Business cards worth holding on to
What Steve Martin can teach us about the power of business cards
Nothing beats face-to-face introductions. So when we exchange business cards with someone in person, something else happens in the background.
As long as you're not just going through the motions, swapping business cards says, "It was great to meet you, we really should do this again" - in a far more memorable, personal and meaningful way than (another) email or social post ever can.
Comedian Steve Martin has a business card that sums up the experience perfectly. It says:
"This certifies that you have had a personal encounter with me and that you found me warm, polite, intelligent and funny. Steve Martin"
While not everyone could get away with a tongue in cheek line like that, it reminds us of how swapping business cards can serve as a great ice-breaker. Especially in today's impersonal digital age of networking and communication.
Business cards reflect your professional identity
Whether you are meeting a prospective client for the first time or on the move at a networking event or conference, the business card you hand out leaves an impression about you and your brand.
Here are some tips for designing a business card that looks good smart, acts professionally and says all the right things.
Don't over complicate your card
- Keep it to standard business card size (3.5" x 2") to fit in wallets and business card holders
- Make it easy to read. Select a 10-14 pt text and never go smaller than 8 pt. Use a clean and classic serif or sans serif font.
- Organise the information and logo/branding so that it's easy to scan and visually appealing.
- Allow some white (or background colour) space to eyes can focus on what's most important.
Convey the right information, and the most important information
Think about the information you need, and how you include it. Things like your name, company, job title, e-mail, phone, website and the most relevant social media profiles (LinkedIn, Facebook) are all valuable.
You may want to include a couple of important services on the back, but not all of them, or every mailing address if your company has multiple locations.
If you do have additional information that you think could be important, include a landing page web address.

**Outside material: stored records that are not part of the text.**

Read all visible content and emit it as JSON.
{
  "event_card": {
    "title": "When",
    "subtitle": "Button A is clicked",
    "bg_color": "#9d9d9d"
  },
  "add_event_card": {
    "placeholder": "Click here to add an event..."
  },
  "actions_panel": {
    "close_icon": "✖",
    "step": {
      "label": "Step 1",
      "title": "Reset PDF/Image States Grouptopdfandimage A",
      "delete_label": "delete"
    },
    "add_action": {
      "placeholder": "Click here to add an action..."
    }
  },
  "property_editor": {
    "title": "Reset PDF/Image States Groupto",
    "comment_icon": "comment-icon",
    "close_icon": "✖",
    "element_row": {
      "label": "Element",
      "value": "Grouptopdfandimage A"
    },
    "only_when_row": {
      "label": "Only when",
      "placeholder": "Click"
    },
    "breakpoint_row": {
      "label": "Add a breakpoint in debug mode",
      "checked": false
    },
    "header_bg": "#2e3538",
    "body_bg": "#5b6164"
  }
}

Alternatively, add a QR code to you card. All the essential details can be embedded in a computer-generated barcode, containing text information that can be easily opened.
Be brand consistent
Use your business colour scheme and logo to further promote your business and avoid confusing people. Your business card can also be a canvas for your photo. Just be careful not to look too salesy.
Networking is all about remembering the person, and your picture on your business card will certainly jog a recipient's memory.
Go for a sturdy stock
You don't want a card that tears or bends too easily. Especially as you're pulling it out to hand out or someone is trying to get your card into a file. Using thicker paper can help avoid that. Heavier stock also has a more professional and upmarket feel about it.
A well designed business card can open up a path to new business, new jobs, new partnerships and greater success. So 'Be Like Steve' and put some thought into its design and content.
You may even want to enlist the help of a professional business card designer to help you reap the full potential of these pocket-sized overachievers.